So how do you say "fail whale" en español? Twitter has launched a Spanish translation, according to a blog post Tuesday (in Spanish) by co-founder Biz Stone.
It's the first of multiple volunteer-assisted translations for the microblogging site, the post explained. A look at Twitter's public timeline will show that it's used in many languages across the world, but until this point, the Twitter.com site has been English only. Now, users can go into their settings to translate it into Spanish.
This could be key as Twitter attempts to grow bigger overseas amid allegations that its traffic has plateaued. Facebook, for example,when it started launching user-translated versions of its site.
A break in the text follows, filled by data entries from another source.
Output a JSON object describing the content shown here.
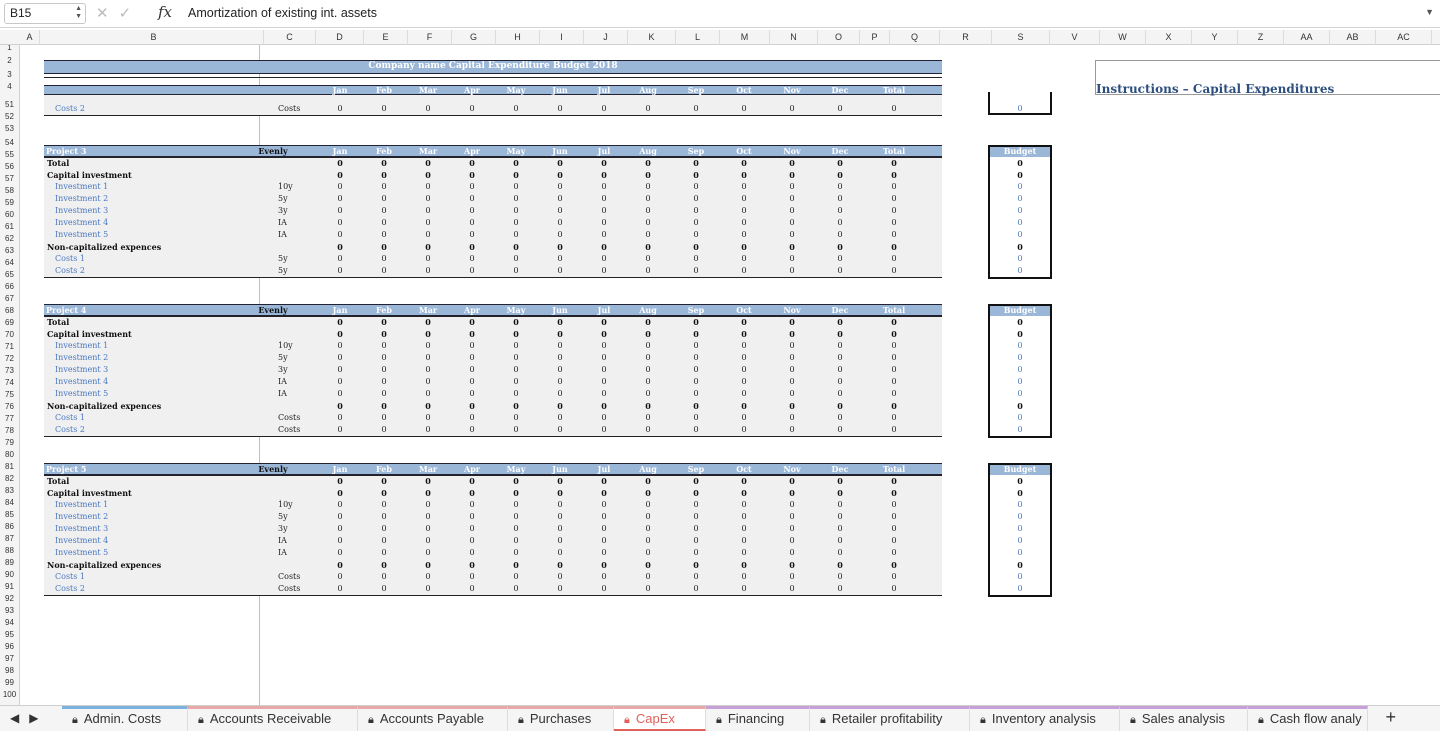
{
  "namebox": "B15",
  "formula_bar": {
    "fx": "fx",
    "content": "Amortization of existing int. assets"
  },
  "columns": [
    "A",
    "B",
    "C",
    "D",
    "E",
    "F",
    "G",
    "H",
    "I",
    "J",
    "K",
    "L",
    "M",
    "N",
    "O",
    "P",
    "Q",
    "R",
    "S",
    "V",
    "W",
    "X",
    "Y",
    "Z",
    "AA",
    "AB",
    "AC"
  ],
  "title": "Company name Capital Expenditure Budget 2018",
  "instructions_title": "Instructions – Capital Expenditures",
  "months": [
    "Jan",
    "Feb",
    "Mar",
    "Apr",
    "May",
    "Jun",
    "Jul",
    "Aug",
    "Sep",
    "Oct",
    "Nov",
    "Dec"
  ],
  "total_label": "Total",
  "budget_label": "Budget",
  "evenly_label": "Evenly",
  "top_rows": {
    "costs2_label": "Costs 2",
    "costs2_type": "Costs"
  },
  "projects": [
    {
      "name": "Project 3",
      "types": [
        "10y",
        "5y",
        "3y",
        "IA",
        "IA",
        "5y",
        "5y"
      ]
    },
    {
      "name": "Project 4",
      "types": [
        "10y",
        "5y",
        "3y",
        "IA",
        "IA",
        "Costs",
        "Costs"
      ]
    },
    {
      "name": "Project 5",
      "types": [
        "10y",
        "5y",
        "3y",
        "IA",
        "IA",
        "Costs",
        "Costs"
      ]
    }
  ],
  "row_labels": {
    "total": "Total",
    "capital": "Capital investment",
    "investments": [
      "Investment 1",
      "Investment 2",
      "Investment 3",
      "Investment 4",
      "Investment 5"
    ],
    "noncap": "Non-capitalized expences",
    "costs": [
      "Costs 1",
      "Costs 2"
    ]
  },
  "zero": "0",
  "tabs": [
    "Admin. Costs",
    "Accounts Receivable",
    "Accounts Payable",
    "Purchases",
    "CapEx",
    "Financing",
    "Retailer profitability",
    "Inventory analysis",
    "Sales analysis",
    "Cash flow analy"
  ],
  "active_tab": "CapEx",
  "plus": "+"
}
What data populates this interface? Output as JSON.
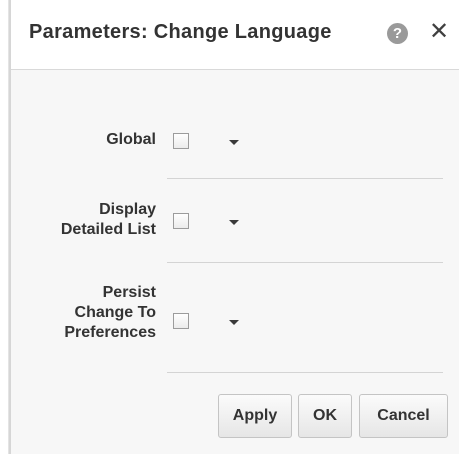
{
  "dialog": {
    "title": "Parameters: Change Language",
    "help_glyph": "?",
    "close_glyph": "✕",
    "icons": [
      "help-icon",
      "close-icon"
    ]
  },
  "parameters": [
    {
      "label_lines": [
        "Global"
      ],
      "checked": false
    },
    {
      "label_lines": [
        "Display",
        "Detailed List"
      ],
      "checked": false
    },
    {
      "label_lines": [
        "Persist",
        "Change To",
        "Preferences"
      ],
      "checked": false
    }
  ],
  "buttons": {
    "apply": "Apply",
    "ok": "OK",
    "cancel": "Cancel"
  },
  "colors": {
    "body_background": "#f7f7f7",
    "title_text": "#333333",
    "help_icon_bg": "#9a9a9a"
  }
}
To better inform the Twittering masses, we have gone to the trouble of plugging the term "" into Google Translate to see how you say it in Spanish. That didn't go too well with the algorithm, so we tried "whale of failure" and came out with "la ballena de fracaso." Unfortunately, that just doesn't have the same ring.
But this is not actually the first time that Twitter has toyed with launching a non-English edition. Last year, Twitter board member Joi Ito hyped up the launch of, powered by an investment from Ito's Digital Garage, that was notable because it was ad-supported (Twitter still hasn't rolled out ads ).
Biz Stone filled in CNET News on the status of Twitter Japan via e-mail on Tuesday night: "(It's) doing very well. A few of us were there a few weeks ago to launch a brand new mobile service. We had a really fun tweetup in Tokyo."
Twitter hasn't said what the next translations of its site will be, though presumably they'd pick a language that's already spoken by many users or one spoken in a region where it hopes to make big inroads. Or they could just.
This post was updated at 10:40 p.m. with comment from Biz Stone.